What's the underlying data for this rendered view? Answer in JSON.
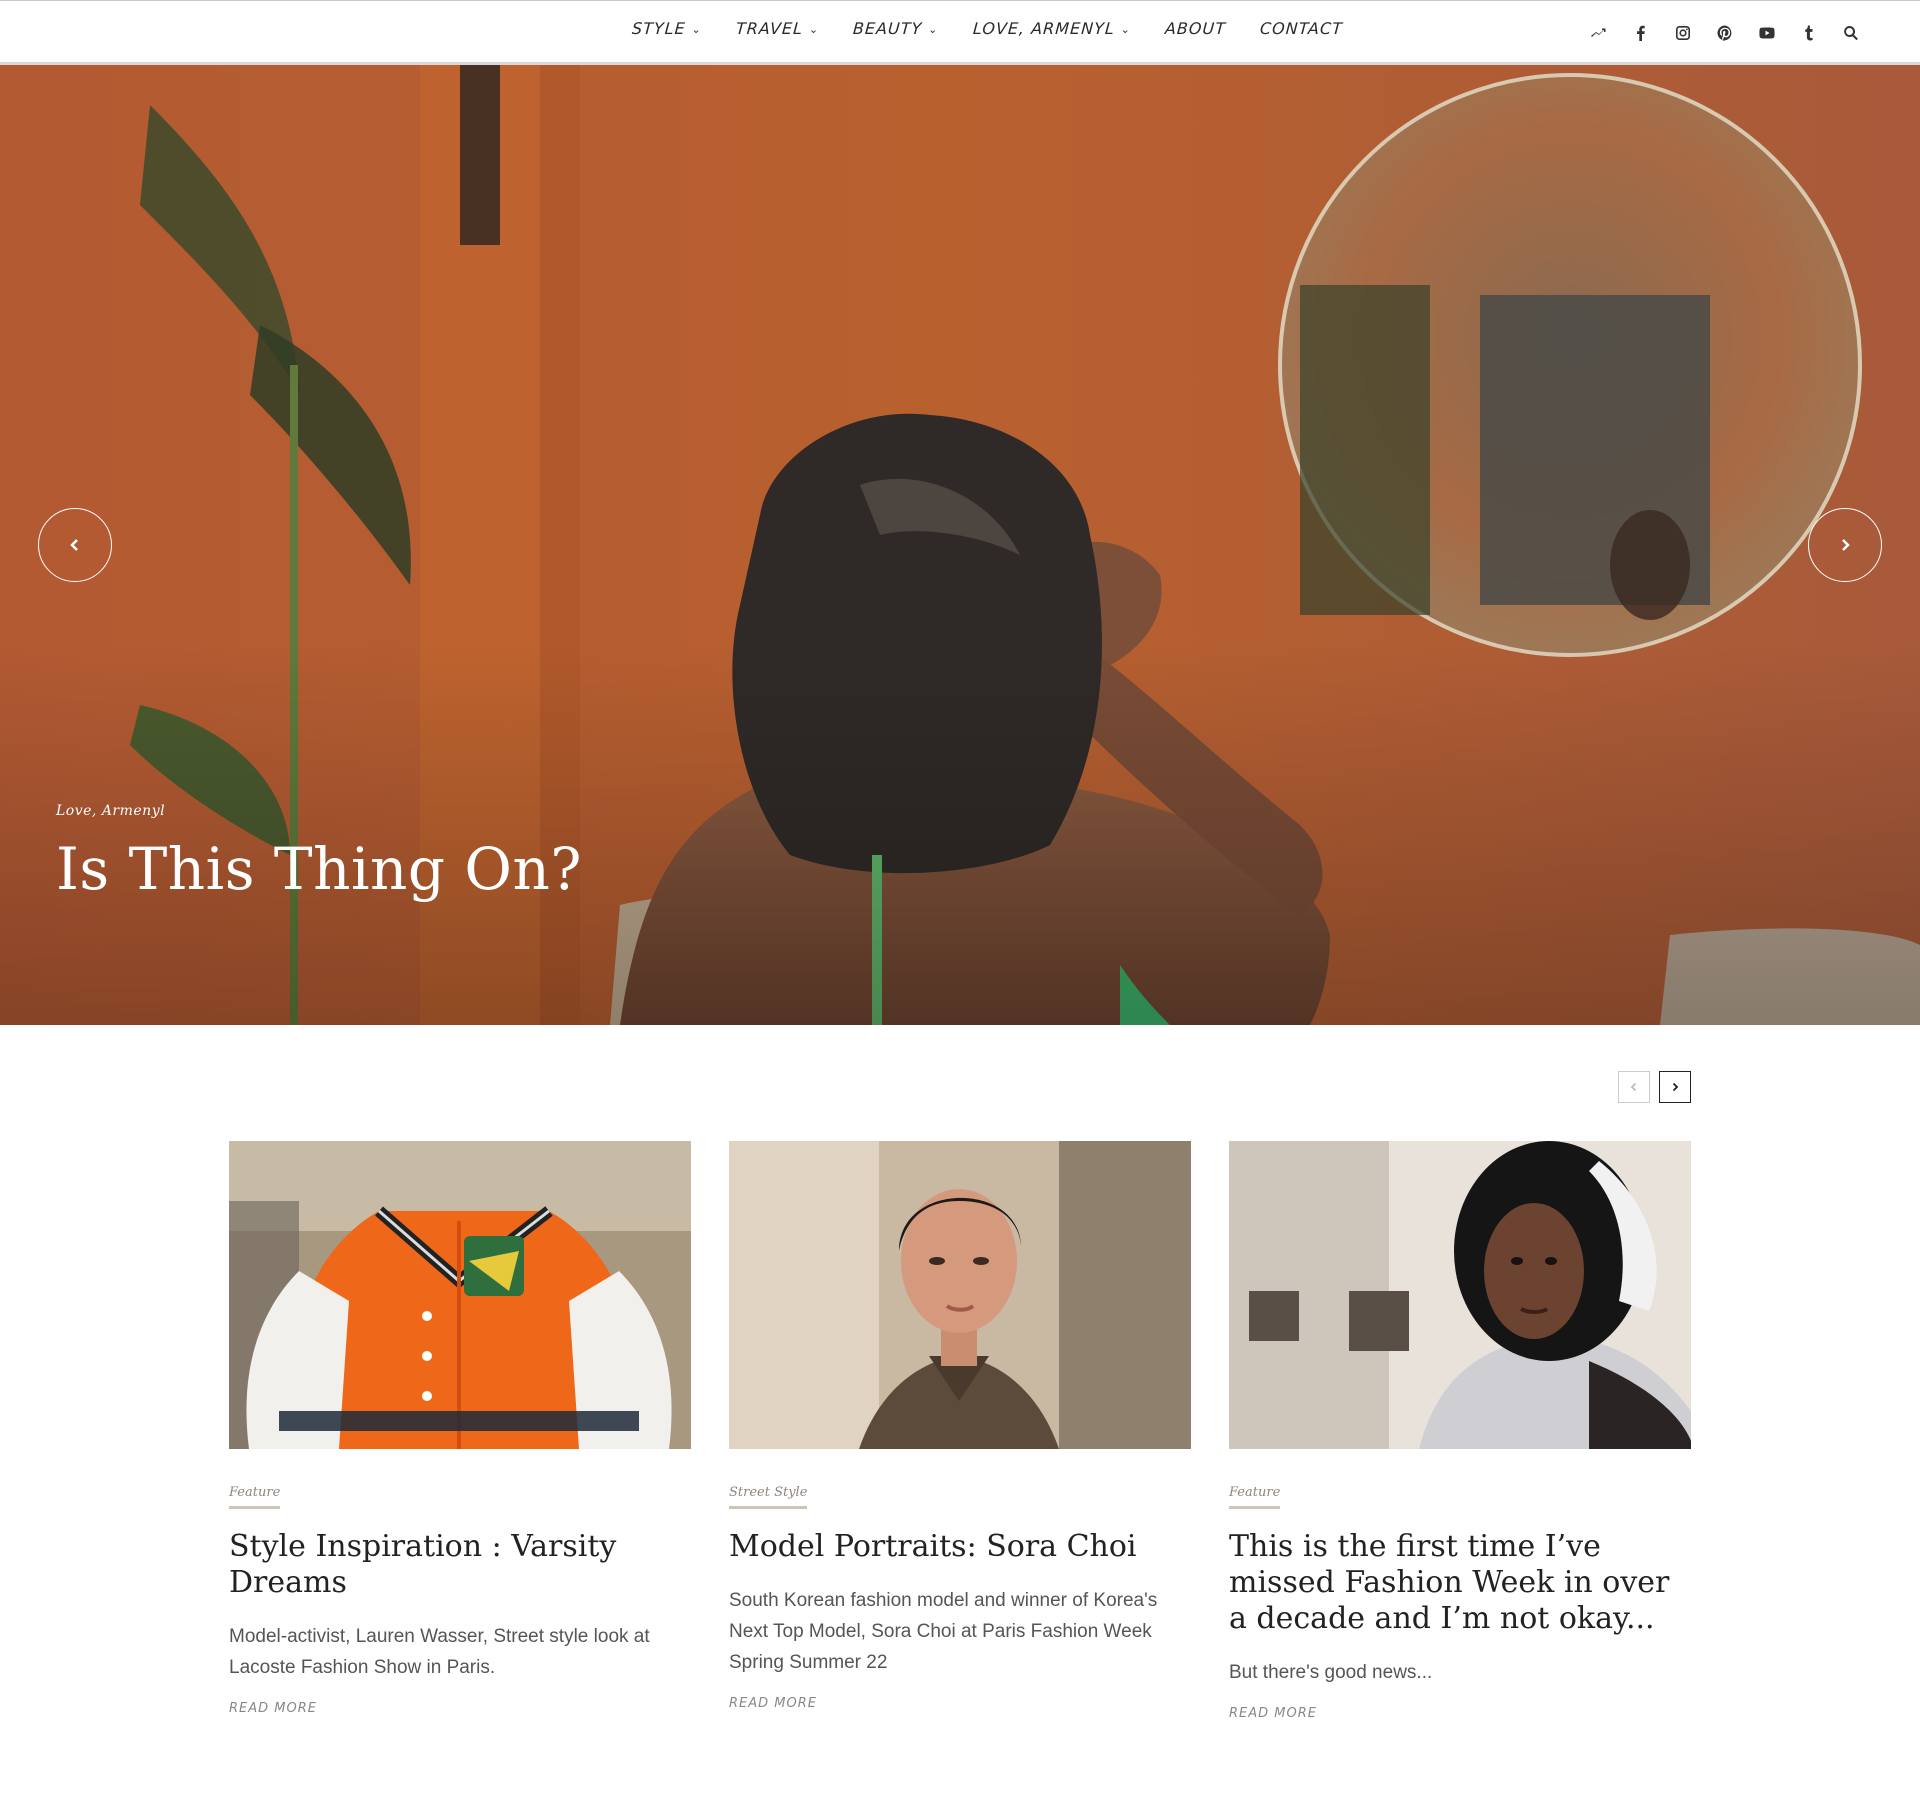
{
  "nav": {
    "items": [
      {
        "label": "STYLE",
        "has_dropdown": true
      },
      {
        "label": "TRAVEL",
        "has_dropdown": true
      },
      {
        "label": "BEAUTY",
        "has_dropdown": true
      },
      {
        "label": "LOVE, ARMENYL",
        "has_dropdown": true
      },
      {
        "label": "ABOUT",
        "has_dropdown": false
      },
      {
        "label": "CONTACT",
        "has_dropdown": false
      }
    ],
    "social_icons": [
      "trending-icon",
      "facebook-icon",
      "instagram-icon",
      "pinterest-icon",
      "youtube-icon",
      "tumblr-icon",
      "search-icon"
    ]
  },
  "hero": {
    "category": "Love, Armenyl",
    "title": "Is This Thing On?"
  },
  "cards": [
    {
      "category": "Feature",
      "title": "Style Inspiration : Varsity Dreams",
      "excerpt": "Model-activist, Lauren Wasser, Street style look at Lacoste Fashion Show in Paris.",
      "read_more": "READ MORE"
    },
    {
      "category": "Street Style",
      "title": "Model Portraits: Sora Choi",
      "excerpt": "South Korean fashion model and winner of Korea's Next Top Model, Sora Choi at Paris Fashion Week Spring Summer 22",
      "read_more": "READ MORE"
    },
    {
      "category": "Feature",
      "title": "This is the first time I’ve missed Fashion Week in over a decade and I’m not okay...",
      "excerpt": "But there's good news...",
      "read_more": "READ MORE"
    }
  ],
  "colors": {
    "hero_wall": "#b4582e",
    "accent_underline": "#cfc4b8"
  }
}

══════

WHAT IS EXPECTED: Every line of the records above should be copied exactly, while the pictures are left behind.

EXERCISE OUTPUT:
What's the underlying data for this rendered view? Answer in JSON.
{
  "nav": {
    "items": [
      {
        "label": "STYLE",
        "has_dropdown": true
      },
      {
        "label": "TRAVEL",
        "has_dropdown": true
      },
      {
        "label": "BEAUTY",
        "has_dropdown": true
      },
      {
        "label": "LOVE, ARMENYL",
        "has_dropdown": true
      },
      {
        "label": "ABOUT",
        "has_dropdown": false
      },
      {
        "label": "CONTACT",
        "has_dropdown": false
      }
    ],
    "social_icons": [
      "trending-icon",
      "facebook-icon",
      "instagram-icon",
      "pinterest-icon",
      "youtube-icon",
      "tumblr-icon",
      "search-icon"
    ]
  },
  "hero": {
    "category": "Love, Armenyl",
    "title": "Is This Thing On?"
  },
  "cards": [
    {
      "category": "Feature",
      "title": "Style Inspiration : Varsity Dreams",
      "excerpt": "Model-activist, Lauren Wasser, Street style look at Lacoste Fashion Show in Paris.",
      "read_more": "READ MORE"
    },
    {
      "category": "Street Style",
      "title": "Model Portraits: Sora Choi",
      "excerpt": "South Korean fashion model and winner of Korea's Next Top Model, Sora Choi at Paris Fashion Week Spring Summer 22",
      "read_more": "READ MORE"
    },
    {
      "category": "Feature",
      "title": "This is the first time I’ve missed Fashion Week in over a decade and I’m not okay...",
      "excerpt": "But there's good news...",
      "read_more": "READ MORE"
    }
  ],
  "colors": {
    "hero_wall": "#b4582e",
    "accent_underline": "#cfc4b8"
  }
}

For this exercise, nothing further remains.